The mayor believes Wolf’s election will boost the prospects for passage of dedicated, student-weighted state funding for all school districts in the Commonwealth of Pennsylvania.
The district is appealing to Commonwealth Court, where it seeks a judgment on whether the School Reform Commission has the authority to cancel the PFT contract.
Union president Jerry Jordan, in a statement, said the cancellation lacked legal merit and he called the act “cowardly and disrespectful.”
Despite the turmoil surrounding the Philadelphia school district’s budget crisis, one of its top high schools has reason again to celebrate.
Members of the Philadelphia Federation of Teachers spent part of the morning rallying outside of public schools across the city.
“The school district is in a budget crisis … because the district has been subject to unprecedented state funding cuts. But not only unprecedented — discriminatory,” Michael Masch said.

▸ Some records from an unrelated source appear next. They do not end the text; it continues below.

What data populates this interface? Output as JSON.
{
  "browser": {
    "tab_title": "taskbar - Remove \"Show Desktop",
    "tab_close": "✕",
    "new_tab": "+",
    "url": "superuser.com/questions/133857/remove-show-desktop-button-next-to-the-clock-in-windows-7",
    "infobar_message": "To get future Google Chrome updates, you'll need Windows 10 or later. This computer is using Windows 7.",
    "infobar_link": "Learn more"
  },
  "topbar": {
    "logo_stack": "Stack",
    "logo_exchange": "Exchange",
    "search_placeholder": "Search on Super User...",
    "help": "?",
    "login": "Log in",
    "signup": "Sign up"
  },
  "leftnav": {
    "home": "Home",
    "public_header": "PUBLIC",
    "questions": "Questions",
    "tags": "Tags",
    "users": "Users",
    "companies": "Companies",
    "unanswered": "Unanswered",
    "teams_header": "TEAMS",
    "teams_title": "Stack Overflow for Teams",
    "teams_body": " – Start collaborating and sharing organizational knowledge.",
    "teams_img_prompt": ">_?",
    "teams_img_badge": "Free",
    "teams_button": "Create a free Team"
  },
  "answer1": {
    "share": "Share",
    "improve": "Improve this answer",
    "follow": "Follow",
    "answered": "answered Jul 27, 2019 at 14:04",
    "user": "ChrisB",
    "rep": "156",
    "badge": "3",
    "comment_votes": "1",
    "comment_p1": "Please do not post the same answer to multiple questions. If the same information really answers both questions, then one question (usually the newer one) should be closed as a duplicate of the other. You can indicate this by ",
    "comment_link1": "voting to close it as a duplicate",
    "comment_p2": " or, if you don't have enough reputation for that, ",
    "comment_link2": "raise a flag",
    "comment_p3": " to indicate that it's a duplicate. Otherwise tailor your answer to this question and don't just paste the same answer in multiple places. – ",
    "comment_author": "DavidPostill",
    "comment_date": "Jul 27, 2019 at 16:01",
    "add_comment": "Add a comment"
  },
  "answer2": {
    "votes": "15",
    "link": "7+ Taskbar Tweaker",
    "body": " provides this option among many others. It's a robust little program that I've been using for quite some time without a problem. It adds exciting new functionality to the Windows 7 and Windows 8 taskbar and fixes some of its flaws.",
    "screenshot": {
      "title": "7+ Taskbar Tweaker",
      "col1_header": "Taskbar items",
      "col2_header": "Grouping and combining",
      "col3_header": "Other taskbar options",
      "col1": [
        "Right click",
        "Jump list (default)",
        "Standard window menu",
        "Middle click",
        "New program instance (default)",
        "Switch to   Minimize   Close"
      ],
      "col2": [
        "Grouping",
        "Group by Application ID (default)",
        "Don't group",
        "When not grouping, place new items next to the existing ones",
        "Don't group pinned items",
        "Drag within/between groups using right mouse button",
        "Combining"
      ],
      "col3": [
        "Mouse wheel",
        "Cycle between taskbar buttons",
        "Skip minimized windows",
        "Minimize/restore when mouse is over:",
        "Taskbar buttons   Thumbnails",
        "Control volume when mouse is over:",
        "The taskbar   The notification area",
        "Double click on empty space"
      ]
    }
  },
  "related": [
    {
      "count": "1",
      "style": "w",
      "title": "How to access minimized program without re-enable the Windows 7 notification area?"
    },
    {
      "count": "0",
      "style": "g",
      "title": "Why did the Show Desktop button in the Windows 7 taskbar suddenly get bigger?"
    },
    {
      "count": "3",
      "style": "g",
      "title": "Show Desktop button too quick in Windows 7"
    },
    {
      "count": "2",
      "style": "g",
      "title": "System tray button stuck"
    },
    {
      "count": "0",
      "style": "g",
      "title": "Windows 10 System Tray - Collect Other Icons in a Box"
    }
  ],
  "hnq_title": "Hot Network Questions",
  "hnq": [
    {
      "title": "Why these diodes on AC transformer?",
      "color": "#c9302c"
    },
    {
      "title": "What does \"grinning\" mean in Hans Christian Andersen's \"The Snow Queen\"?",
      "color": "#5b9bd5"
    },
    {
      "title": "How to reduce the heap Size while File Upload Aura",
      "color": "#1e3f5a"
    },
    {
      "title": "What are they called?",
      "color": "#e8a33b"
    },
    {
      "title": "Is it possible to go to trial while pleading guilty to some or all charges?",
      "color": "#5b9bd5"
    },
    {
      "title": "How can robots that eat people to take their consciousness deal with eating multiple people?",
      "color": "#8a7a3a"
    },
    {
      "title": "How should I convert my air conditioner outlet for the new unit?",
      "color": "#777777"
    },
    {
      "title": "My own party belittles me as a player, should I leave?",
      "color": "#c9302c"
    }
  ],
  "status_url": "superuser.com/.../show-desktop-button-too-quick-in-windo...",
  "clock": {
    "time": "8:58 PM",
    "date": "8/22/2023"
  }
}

“This is not the preferred route, but it is where we are,” Nutter said today.
The $2 surtax will only be collected in Philadelphia, and the funds will go to the city’s struggling school district.
For some, it was déjà vu: the House passed a bill more than two months ago to authorize the cigarette tax for city schools, but then the bill got bogged down.
Laurie Friedman, who lives in West Philadlephia, had tears in her eyes as she read letters written by students begging state lawmakers to increase funding for the city’s schools.
Philadelphia public schools opened today amid huge budget deficits and reduced staffing